In order to fully enforce the Anti-Monopoly Law, on December 30, 2011, MOFCOM issued the Interim Measures for Investigating and Handling Concentrations of Business Operators That Fail to Report in Accordance with the Law (Measures). (Wei Yifa Shenbao Jingyingzhe Jizhong Diaocha Chuli Zanxing Banfa, Central People's Government (CPG) website (posted on Jan. 5, 2012).) These Measures, which came into force on February 1, 2012, standardize the investigation procedures and sanctions applicable to unreported business concentrations that may have reached the declaration threshold set in the Provisions of the State Council on the Application Criteria for Concentrations of Business Operators (Guowuyuan guanyu Jingyingzhe Jizhong Shenbao Biaozhun de Guiding, CPG website (posted on Aug. 4, 2008)), and thus violate the Anti-Monopoly Law.
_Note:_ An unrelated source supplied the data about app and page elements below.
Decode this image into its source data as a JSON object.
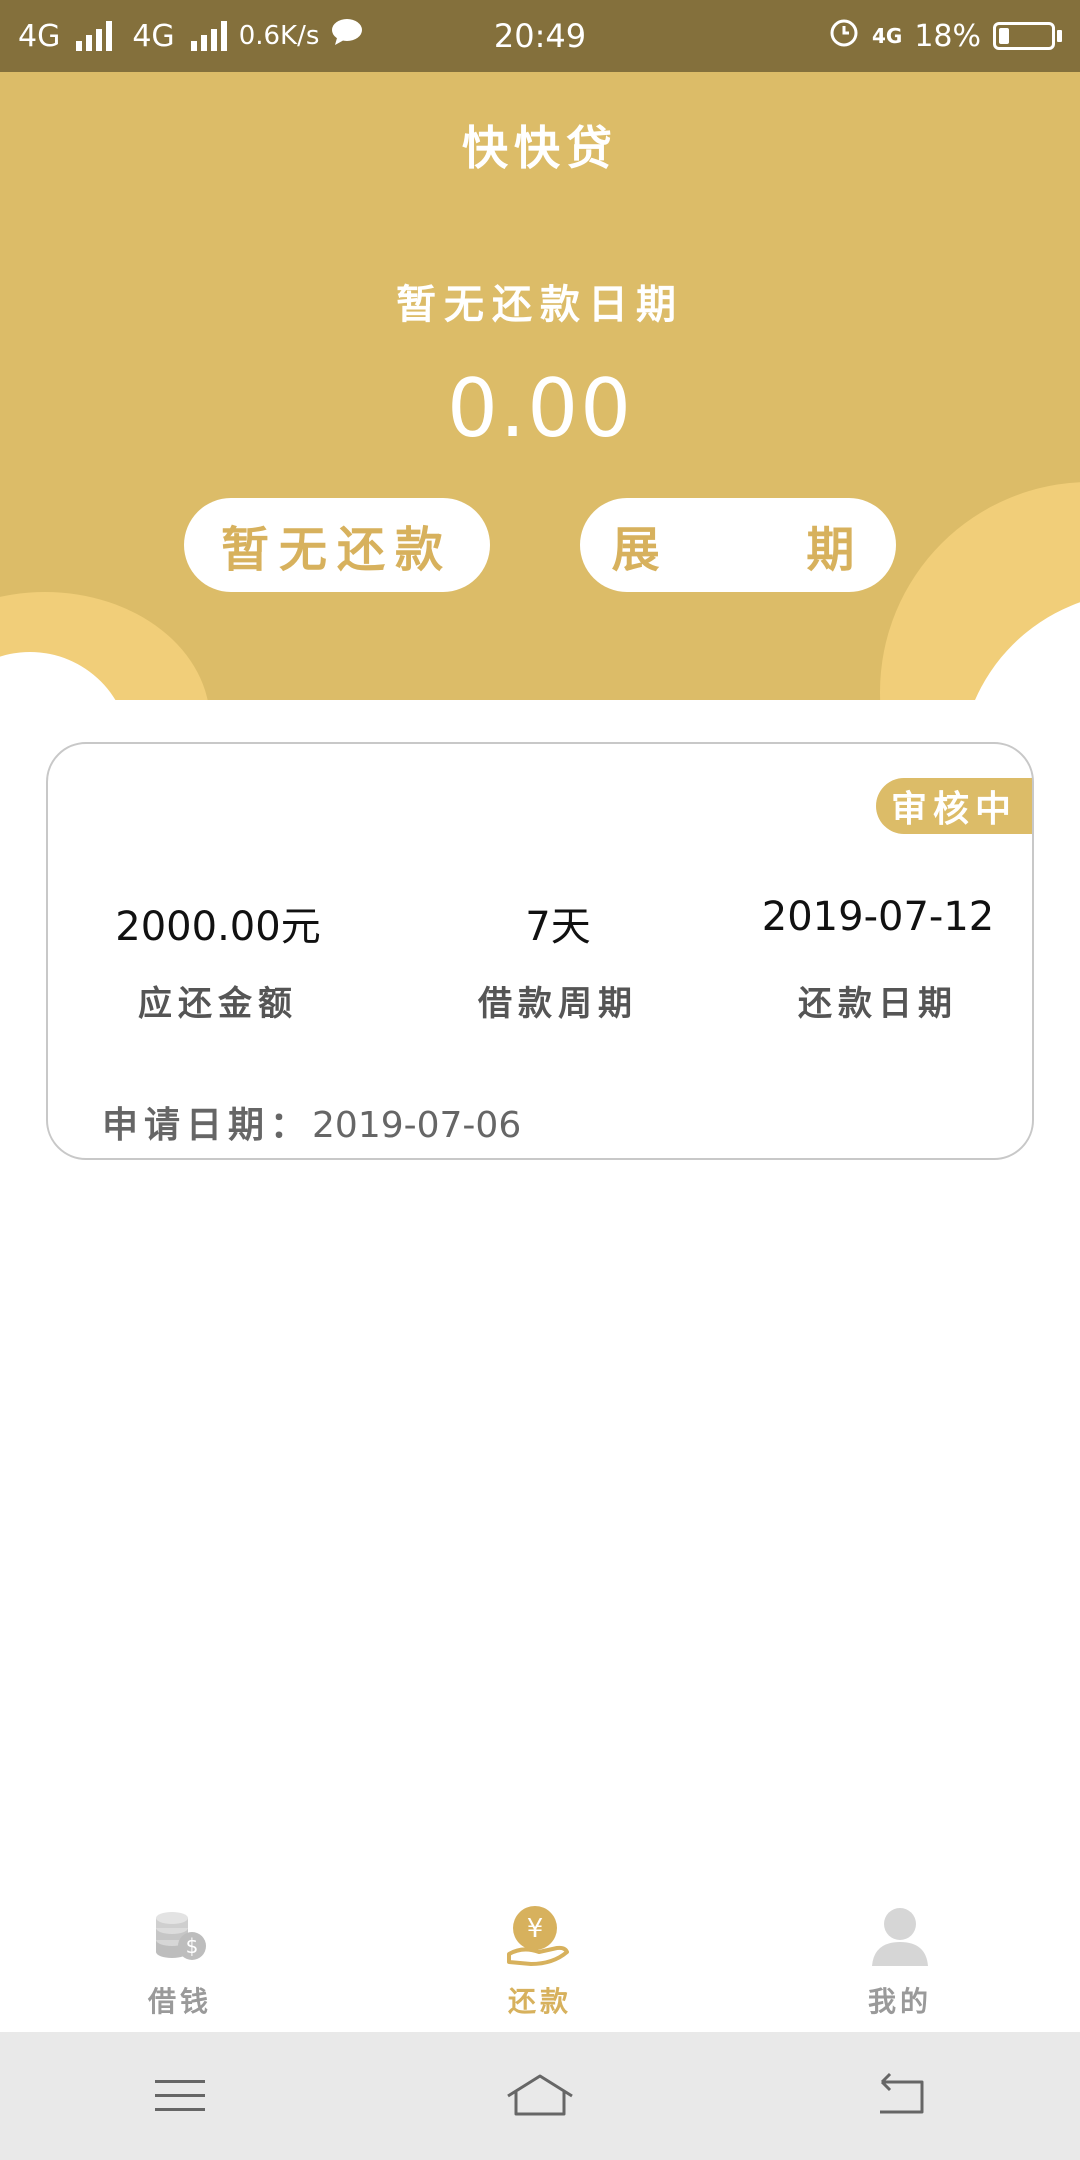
{
  "status_bar": {
    "network_1": "4G",
    "network_2": "4G",
    "speed": "0.6K/s",
    "time": "20:49",
    "network_right": "4G",
    "battery": "18%"
  },
  "header": {
    "app_title": "快快贷",
    "due_date_text": "暂无还款日期",
    "amount": "0.00",
    "btn_repay": "暂无还款",
    "btn_extend": "展 期"
  },
  "loan_card": {
    "status_badge": "审核中",
    "amount_value": "2000.00元",
    "amount_label": "应还金额",
    "period_value": "7天",
    "period_label": "借款周期",
    "repay_date_value": "2019-07-12",
    "repay_date_label": "还款日期",
    "apply_label": "申请日期：",
    "apply_date": "2019-07-06"
  },
  "bottom_nav": {
    "items": [
      {
        "label": "借钱",
        "icon": "coins-icon",
        "active": false
      },
      {
        "label": "还款",
        "icon": "yen-hand-icon",
        "active": true
      },
      {
        "label": "我的",
        "icon": "user-icon",
        "active": false
      }
    ]
  },
  "colors": {
    "status_bar_bg": "#84703c",
    "header_bg": "#dcbc68",
    "accent": "#d7b15d",
    "inactive": "#9a9a9a"
  }
}
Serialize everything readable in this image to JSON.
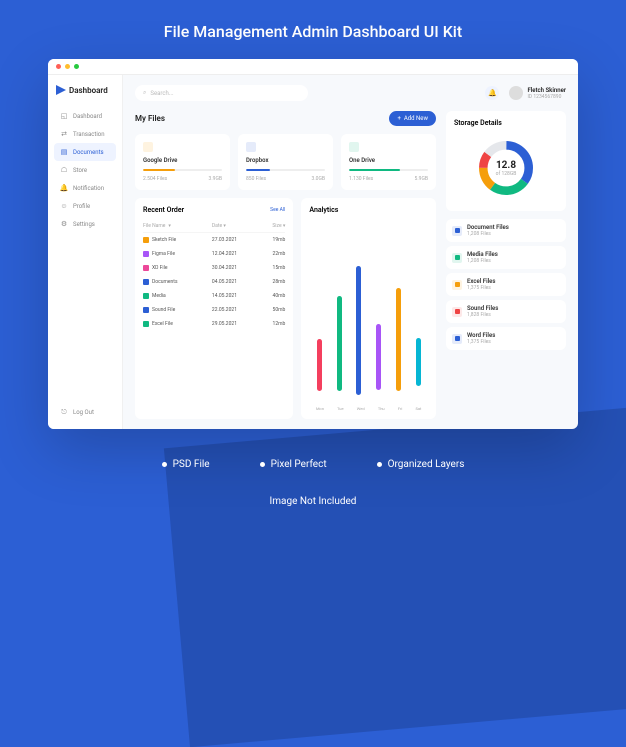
{
  "page": {
    "title": "File Management Admin Dashboard UI Kit",
    "features": [
      "PSD File",
      "Pixel Perfect",
      "Organized Layers"
    ],
    "disclaimer": "Image Not Included"
  },
  "brand": "Dashboard",
  "search": {
    "placeholder": "Search..."
  },
  "user": {
    "name": "Fletch Skinner",
    "id": "ID 1234567890"
  },
  "nav": {
    "items": [
      {
        "label": "Dashboard",
        "icon": "◱"
      },
      {
        "label": "Transaction",
        "icon": "⇄"
      },
      {
        "label": "Documents",
        "icon": "▤",
        "active": true
      },
      {
        "label": "Store",
        "icon": "☖"
      },
      {
        "label": "Notification",
        "icon": "🔔"
      },
      {
        "label": "Profile",
        "icon": "☺"
      },
      {
        "label": "Settings",
        "icon": "⚙"
      }
    ],
    "logout": "Log Out"
  },
  "myFiles": {
    "title": "My Files",
    "addBtn": "Add New",
    "cards": [
      {
        "name": "Google Drive",
        "color": "#F59E0B",
        "pct": 40,
        "files": "2.504 Files",
        "size": "3.9GB"
      },
      {
        "name": "Dropbox",
        "color": "#2C5FD4",
        "pct": 30,
        "files": "850 Files",
        "size": "3.0GB"
      },
      {
        "name": "One Drive",
        "color": "#10B981",
        "pct": 65,
        "files": "1.130 Files",
        "size": "5.9GB"
      }
    ]
  },
  "recent": {
    "title": "Recent Order",
    "seeAll": "See All",
    "cols": {
      "name": "File Name",
      "date": "Date",
      "size": "Size"
    },
    "rows": [
      {
        "name": "Sketch File",
        "date": "27.03.2021",
        "size": "19mb",
        "color": "#F59E0B"
      },
      {
        "name": "Figma File",
        "date": "12.04.2021",
        "size": "22mb",
        "color": "#A855F7"
      },
      {
        "name": "XD File",
        "date": "30.04.2021",
        "size": "15mb",
        "color": "#EC4899"
      },
      {
        "name": "Documents",
        "date": "04.05.2021",
        "size": "28mb",
        "color": "#2C5FD4"
      },
      {
        "name": "Media",
        "date": "14.05.2021",
        "size": "40mb",
        "color": "#10B981"
      },
      {
        "name": "Sound File",
        "date": "22.05.2021",
        "size": "50mb",
        "color": "#2C5FD4"
      },
      {
        "name": "Excel File",
        "date": "29.05.2021",
        "size": "12mb",
        "color": "#10B981"
      }
    ]
  },
  "analytics": {
    "title": "Analytics"
  },
  "chart_data": {
    "type": "bar",
    "categories": [
      "Mon",
      "Tue",
      "Wed",
      "Thu",
      "Fri",
      "Sat"
    ],
    "series": [
      {
        "name": "Mon",
        "color": "#F43F5E",
        "top": 60,
        "height": 30
      },
      {
        "name": "Tue",
        "color": "#10B981",
        "top": 35,
        "height": 55
      },
      {
        "name": "Wed",
        "color": "#2C5FD4",
        "top": 20,
        "height": 75
      },
      {
        "name": "Thu",
        "color": "#A855F7",
        "top": 50,
        "height": 38
      },
      {
        "name": "Fri",
        "color": "#F59E0B",
        "top": 30,
        "height": 60
      },
      {
        "name": "Sat",
        "color": "#06B6D4",
        "top": 55,
        "height": 28
      }
    ],
    "ylim": [
      0,
      100
    ]
  },
  "storage": {
    "title": "Storage Details",
    "value": "12.8",
    "sub": "of 128GB",
    "segments": [
      {
        "color": "#2C5FD4",
        "pct": 35
      },
      {
        "color": "#10B981",
        "pct": 25
      },
      {
        "color": "#F59E0B",
        "pct": 15
      },
      {
        "color": "#EF4444",
        "pct": 10
      },
      {
        "color": "#E5E7EB",
        "pct": 15
      }
    ]
  },
  "fileTypes": [
    {
      "name": "Document Files",
      "count": "1,208 Files",
      "color": "#2C5FD4"
    },
    {
      "name": "Media Files",
      "count": "1,208 Files",
      "color": "#10B981"
    },
    {
      "name": "Excel Files",
      "count": "1,375 Files",
      "color": "#F59E0B"
    },
    {
      "name": "Sound Files",
      "count": "1,828 Files",
      "color": "#EF4444"
    },
    {
      "name": "Word Files",
      "count": "1,375 Files",
      "color": "#2C5FD4"
    }
  ]
}
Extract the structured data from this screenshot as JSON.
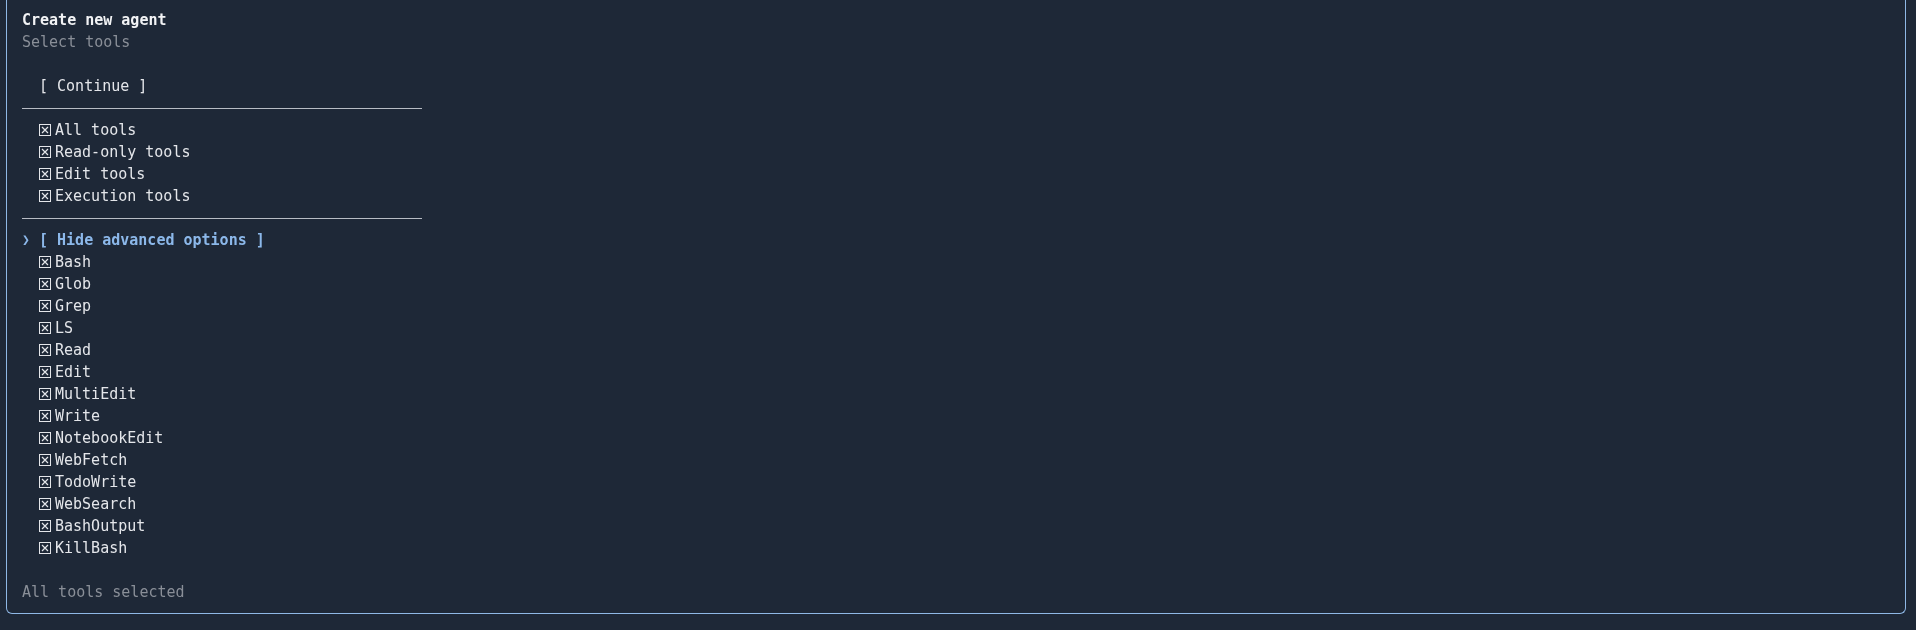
{
  "dialog": {
    "title": "Create new agent",
    "subtitle": "Select tools"
  },
  "continue_button": {
    "label": "[ Continue ]",
    "focused": false
  },
  "tool_groups": [
    {
      "label": "All tools",
      "checked": true
    },
    {
      "label": "Read-only tools",
      "checked": true
    },
    {
      "label": "Edit tools",
      "checked": true
    },
    {
      "label": "Execution tools",
      "checked": true
    }
  ],
  "advanced_toggle": {
    "pointer": "❯",
    "label": "[ Hide advanced options ]",
    "focused": true
  },
  "tools": [
    {
      "label": "Bash",
      "checked": true
    },
    {
      "label": "Glob",
      "checked": true
    },
    {
      "label": "Grep",
      "checked": true
    },
    {
      "label": "LS",
      "checked": true
    },
    {
      "label": "Read",
      "checked": true
    },
    {
      "label": "Edit",
      "checked": true
    },
    {
      "label": "MultiEdit",
      "checked": true
    },
    {
      "label": "Write",
      "checked": true
    },
    {
      "label": "NotebookEdit",
      "checked": true
    },
    {
      "label": "WebFetch",
      "checked": true
    },
    {
      "label": "TodoWrite",
      "checked": true
    },
    {
      "label": "WebSearch",
      "checked": true
    },
    {
      "label": "BashOutput",
      "checked": true
    },
    {
      "label": "KillBash",
      "checked": true
    }
  ],
  "status": "All tools selected"
}
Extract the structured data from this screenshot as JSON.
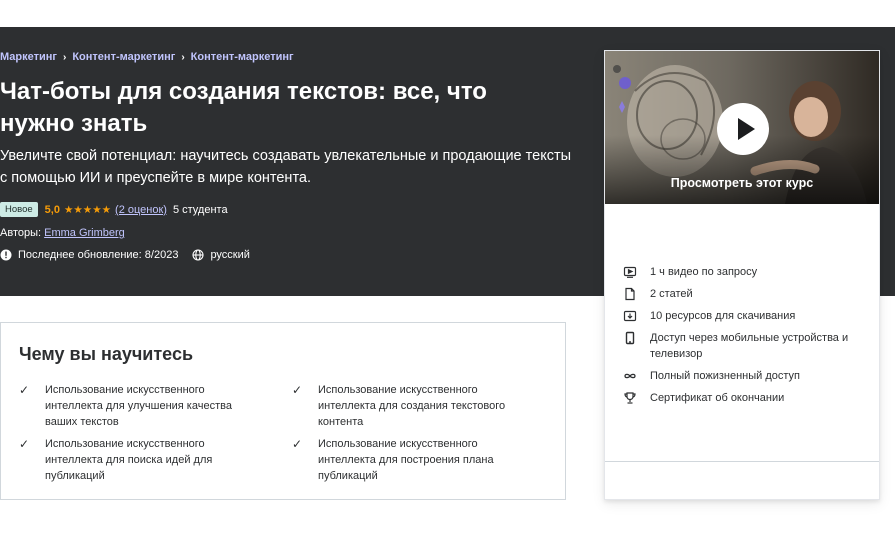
{
  "breadcrumb": [
    "Маркетинг",
    "Контент-маркетинг",
    "Контент-маркетинг"
  ],
  "title": "Чат-боты для создания текстов: все, что нужно знать",
  "subtitle": "Увеличте свой потенциал: научитесь создавать увлекательные и продающие тексты с помощью ИИ и преуспейте в мире контента.",
  "badge": "Новое",
  "rating": {
    "value": "5,0",
    "stars": "★★★★★",
    "reviews": "(2 оценок)",
    "students": "5 студента"
  },
  "authors": {
    "label": "Авторы:",
    "name": "Emma Grimberg"
  },
  "meta": {
    "updated": "Последнее обновление: 8/2023",
    "language": "русский"
  },
  "card": {
    "preview_caption": "Просмотреть этот курс",
    "includes": [
      {
        "icon": "video-icon",
        "text": "1 ч видео по запросу"
      },
      {
        "icon": "article-icon",
        "text": "2 статей"
      },
      {
        "icon": "download-icon",
        "text": "10 ресурсов для скачивания"
      },
      {
        "icon": "mobile-icon",
        "text": "Доступ через мобильные устройства и телевизор"
      },
      {
        "icon": "infinity-icon",
        "text": "Полный пожизненный доступ"
      },
      {
        "icon": "trophy-icon",
        "text": "Сертификат об окончании"
      }
    ]
  },
  "learn": {
    "title": "Чему вы научитесь",
    "items": [
      "Использование искусственного интеллекта для улучшения качества ваших текстов",
      "Использование искусственного интеллекта для создания текстового контента",
      "Использование искусственного интеллекта для поиска идей для публикаций",
      "Использование искусственного интеллекта для построения плана публикаций"
    ]
  },
  "colors": {
    "hero_bg": "#2d2f31",
    "link": "#c0c4fc",
    "star": "#f69c08",
    "badge_bg": "#cdebe5"
  }
}
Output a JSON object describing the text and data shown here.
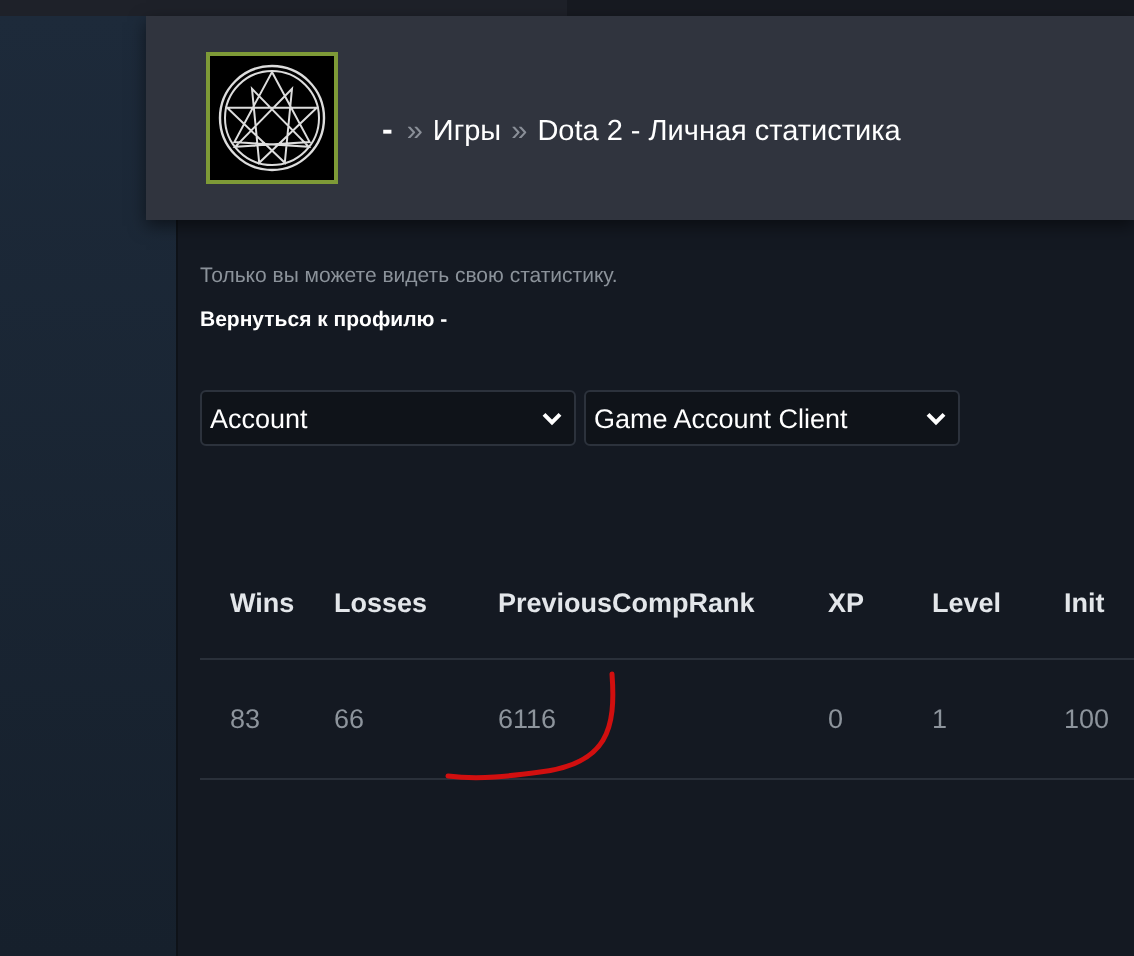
{
  "breadcrumb": {
    "user": "-",
    "items": [
      {
        "separator": "»",
        "label": "Игры"
      },
      {
        "separator": "»",
        "label": "Dota 2 - Личная статистика"
      }
    ]
  },
  "notice": "Только вы можете видеть свою статистику.",
  "back_link": "Вернуться к профилю -",
  "selects": [
    {
      "value": "Account"
    },
    {
      "value": "Game Account Client"
    }
  ],
  "table": {
    "columns": [
      "Wins",
      "Losses",
      "PreviousCompRank",
      "XP",
      "Level",
      "Init"
    ],
    "rows": [
      [
        "83",
        "66",
        "6116",
        "0",
        "1",
        "100"
      ]
    ]
  }
}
The Measures basically formulate a two-stage investigation procedure, the Preliminary Investigation and the Further Investigation, to be executed by MOFCOM. An investigation may be initiated after MOFCOM receives a confidential report of a non-declared concentration from an entity or individual with preliminary facts and evidence that persuade MOFCOM of possible non-compliance. MOFCOM will notify the operators reported by the whistleblower that a case has been registered in the official record for investigation. (Measures, arts. 4 & 5, supra.)

Within 30 days of receiving the notification, the operator should submit relevant materials and documents to MOFCOM for review as part of the Preliminary Investigation, which may last as long as 60 days following MOFCOM's receipt of the materials. (Id. art. 7.) The Preliminary Investigation is focused on whether the reported transaction is a business concentration that reaches the declaration threshold and whether it has been executed. (Id. art. 6.)

A Further Investigation will only be undertaken if MOFCOM concludes that the transaction is an unreported business concentration that has met the declaration criteria and notifies the investigated operator of this result. (Id. art. 7.) The investigated operator is required, with 30 days of the date the notice was received, to submit supplementary materials that should be in accordance with the Measures for the Declaration of Concentration of Business Operators (Jingyingzhe Jizhong Shenbao Biaozhun, MOFCOM website (posted on Nov. 27, 2009)). MOFCOM will then estimate the impact of the concentration on market competition and make a final decision within 180 days. (Id. art 8.)

A non-compliant non-declaration by an operator could result in a fine of no more than RMB500,000 (about US$79,440). An anti-competitive business concentration may be stopped by MOFCOM through an order demanding that the operator (1) halt the concentration; (2) dispose of relevant shares and assets or transfer certain business by a specified deadline; or (3) take other necessary measurements to restore the pre-concentration status. (Id. art. 12.)

Prepared by Rong Xiang, Law Library Intern, under the guidance of Kelly Buchanan, Chief, Foreign, Comparative and International Law (FCIL) I. Ms. Xiang has a Bachelor of Laws degree from Nanjing University in China and an LL.M degree from the City University of Hong Kong. She recently earned an LL.M. in International Business Law from The American University Washington College of Law.